What Are Important Bankruptcy Terms to Know
April 1, 2021
Bankruptcy is a commonly discussed subject that impacts the lives of many people and businesses every year. During the bankruptcy process, you are likely to hear a handful of words and terms with which you may not be familiar. The legal world comes with its own language and jargon that can be intimidating and confusing.
Continue scrolling to learn some of the most common and important terms about bankruptcy.
341 Meeting — A meeting where the debtor is questioned under oath by creditors, a trustee, examiner, or a U.S. trustee about their finances.
Bankruptcy Trustee — This is an individual apportioned by the court to act on behalf of creditors. In Chapter 7 filings, this person reviews the debtor's petition, conducts liquidation, and distributes earnings to creditors. In chapter 13 filings, this person oversees the debtor's repayment plan, receives money from a debtor, and then distributes money to creditors.
Claim — A creditor's assertion of their right to payment from a debtor or their property.
Credit Counseling — Before you can file for bankruptcy, you must meet with a non-profit budget and credit counseling agency. After you file, you will complete a perianal financial management course before bankruptcy can be discharged.
Discharge — A release of a debtor from liability for dischargeable debts.
Exempt Property — Property or equity in property that a debtor is allowed to keep.
Lien —A charge on specific property designed to secure payment of debts or performance of an obligation.
Liquidation — A sale of a debtor's non-exempt property where the proceeds are used to repay creditors.
Means Test — The calculation used to determine whether a person has the means or not to repay their debts in Chapter 7 bankruptcy. If the test is failed, the case may either be dismissed or turned into a Chapter 13 filing.
Non-Dischargeable Debt — Debts that cannot be eliminated in bankruptcy.

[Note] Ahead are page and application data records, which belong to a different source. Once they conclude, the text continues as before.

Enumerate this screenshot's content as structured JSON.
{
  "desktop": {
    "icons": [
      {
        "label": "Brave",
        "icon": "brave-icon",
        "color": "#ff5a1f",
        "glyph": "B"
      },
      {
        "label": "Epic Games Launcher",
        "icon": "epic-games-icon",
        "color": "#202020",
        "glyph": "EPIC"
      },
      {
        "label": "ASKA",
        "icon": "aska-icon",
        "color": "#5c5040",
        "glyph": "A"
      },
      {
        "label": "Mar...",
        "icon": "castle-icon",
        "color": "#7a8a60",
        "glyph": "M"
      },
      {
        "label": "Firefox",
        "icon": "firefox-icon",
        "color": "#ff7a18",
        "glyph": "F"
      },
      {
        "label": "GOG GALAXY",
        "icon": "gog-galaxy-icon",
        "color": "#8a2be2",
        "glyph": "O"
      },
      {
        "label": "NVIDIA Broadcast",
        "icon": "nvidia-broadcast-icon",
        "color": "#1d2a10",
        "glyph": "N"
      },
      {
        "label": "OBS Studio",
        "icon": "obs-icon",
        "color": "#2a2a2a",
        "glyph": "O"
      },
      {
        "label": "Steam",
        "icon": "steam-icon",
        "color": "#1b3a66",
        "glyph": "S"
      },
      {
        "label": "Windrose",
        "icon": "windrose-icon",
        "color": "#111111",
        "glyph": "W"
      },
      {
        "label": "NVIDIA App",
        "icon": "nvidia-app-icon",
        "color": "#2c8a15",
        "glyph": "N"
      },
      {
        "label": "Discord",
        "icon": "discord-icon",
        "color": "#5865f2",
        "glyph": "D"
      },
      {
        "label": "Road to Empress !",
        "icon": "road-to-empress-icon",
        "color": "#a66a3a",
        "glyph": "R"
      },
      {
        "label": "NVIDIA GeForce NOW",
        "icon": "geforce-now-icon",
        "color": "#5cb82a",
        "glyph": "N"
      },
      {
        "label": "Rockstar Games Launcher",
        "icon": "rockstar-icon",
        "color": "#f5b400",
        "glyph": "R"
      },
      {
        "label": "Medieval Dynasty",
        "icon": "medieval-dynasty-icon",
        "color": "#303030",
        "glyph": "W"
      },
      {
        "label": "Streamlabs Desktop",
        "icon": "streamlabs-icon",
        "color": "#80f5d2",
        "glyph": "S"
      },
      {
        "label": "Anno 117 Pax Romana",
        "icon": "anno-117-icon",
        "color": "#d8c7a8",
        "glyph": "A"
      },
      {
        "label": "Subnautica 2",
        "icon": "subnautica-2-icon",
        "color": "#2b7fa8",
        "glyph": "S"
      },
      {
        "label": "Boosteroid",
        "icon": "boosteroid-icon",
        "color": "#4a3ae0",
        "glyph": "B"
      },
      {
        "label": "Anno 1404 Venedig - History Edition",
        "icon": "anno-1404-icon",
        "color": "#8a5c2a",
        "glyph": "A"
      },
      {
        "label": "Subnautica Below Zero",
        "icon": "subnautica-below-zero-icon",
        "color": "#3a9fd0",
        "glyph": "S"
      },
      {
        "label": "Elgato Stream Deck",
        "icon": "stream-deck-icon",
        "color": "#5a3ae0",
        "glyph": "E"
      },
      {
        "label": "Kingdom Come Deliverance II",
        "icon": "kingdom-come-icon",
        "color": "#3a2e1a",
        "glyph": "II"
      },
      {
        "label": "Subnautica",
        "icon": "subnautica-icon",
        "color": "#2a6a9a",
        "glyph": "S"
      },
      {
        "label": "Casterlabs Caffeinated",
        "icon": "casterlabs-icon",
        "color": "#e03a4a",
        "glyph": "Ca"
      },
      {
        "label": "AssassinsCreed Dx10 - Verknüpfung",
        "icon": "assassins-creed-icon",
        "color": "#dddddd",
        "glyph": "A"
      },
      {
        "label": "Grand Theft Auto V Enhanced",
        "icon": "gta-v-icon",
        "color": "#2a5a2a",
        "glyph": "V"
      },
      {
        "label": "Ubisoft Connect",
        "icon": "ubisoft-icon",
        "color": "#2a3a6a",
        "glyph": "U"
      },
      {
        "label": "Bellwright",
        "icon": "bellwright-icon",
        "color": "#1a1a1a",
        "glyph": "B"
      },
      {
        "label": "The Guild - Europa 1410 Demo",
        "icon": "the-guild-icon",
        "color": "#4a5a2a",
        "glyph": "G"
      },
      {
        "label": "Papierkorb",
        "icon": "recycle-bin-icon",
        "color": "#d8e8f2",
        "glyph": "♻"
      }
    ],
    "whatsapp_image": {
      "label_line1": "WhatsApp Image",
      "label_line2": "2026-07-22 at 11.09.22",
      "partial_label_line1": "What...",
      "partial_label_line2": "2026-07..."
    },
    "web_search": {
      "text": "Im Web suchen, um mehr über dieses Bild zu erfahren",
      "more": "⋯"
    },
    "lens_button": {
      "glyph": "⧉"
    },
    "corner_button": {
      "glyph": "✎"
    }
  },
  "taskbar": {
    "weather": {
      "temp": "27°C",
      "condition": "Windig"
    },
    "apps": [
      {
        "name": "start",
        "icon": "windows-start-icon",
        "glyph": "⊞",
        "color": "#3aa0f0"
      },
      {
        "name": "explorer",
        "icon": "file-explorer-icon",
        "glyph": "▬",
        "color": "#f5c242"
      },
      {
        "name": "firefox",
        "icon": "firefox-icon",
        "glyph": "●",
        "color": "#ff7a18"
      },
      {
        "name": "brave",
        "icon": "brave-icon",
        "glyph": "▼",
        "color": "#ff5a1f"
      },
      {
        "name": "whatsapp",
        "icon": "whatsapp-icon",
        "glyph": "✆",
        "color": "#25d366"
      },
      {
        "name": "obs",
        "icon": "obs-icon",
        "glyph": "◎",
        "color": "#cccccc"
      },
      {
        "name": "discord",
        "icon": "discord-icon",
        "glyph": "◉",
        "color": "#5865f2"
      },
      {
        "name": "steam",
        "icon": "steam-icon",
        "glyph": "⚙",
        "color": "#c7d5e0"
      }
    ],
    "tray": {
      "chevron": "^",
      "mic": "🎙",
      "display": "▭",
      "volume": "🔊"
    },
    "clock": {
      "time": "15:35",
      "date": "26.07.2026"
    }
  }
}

Priority Claim — An unsecured claim that is entitled to be paid before other unsecured claims are paid that are not given priority status.
Proof of Claim — A written declaration describing the reason a debtor owes a creditor.
Reaffirmation Agreement — An agreement made by a debtor who has child Chapter 7 bankruptcy to continue paying dischargeable debts after bankruptcy so that the debtor can keep assets instead of having them repossessed.
Secured Debt — Debt that is back by mortgages, a pledge of collateral, or another lien.
Statement of Financial Affairs — A series of questions a debtor is required to answer in writing regarding income sources, property transfers, lawsuits by creditors, etc.
Undersecured Claim — A debt secured by property that is worth less than the amount of debt.
CONTACT CHARLES W. DAFF, BANKRUPTCY ATTORNEY
Understanding these words is beneficial when going through the bankruptcy process. However, knowing these terms is likely not enough to handle filing bankruptcy alone. If you are facing bankruptcy, hiring a knowledgeable and experienced bankruptcy attorney will help you throughout this complicated process. If you are considering filing bankruptcy, call on Charles W. Daff, Bankruptcy Attorney. With over 43 years of experience in bankruptcy law, you can trust Charles W. Daff to navigate this overwhelming time and guide you through this legal process. If you reside in Orange County, Riverside County, San Bernardino County, or Los Angeles County and are considering filing for bankruptcy, contact us today to schedule your free initial consultation.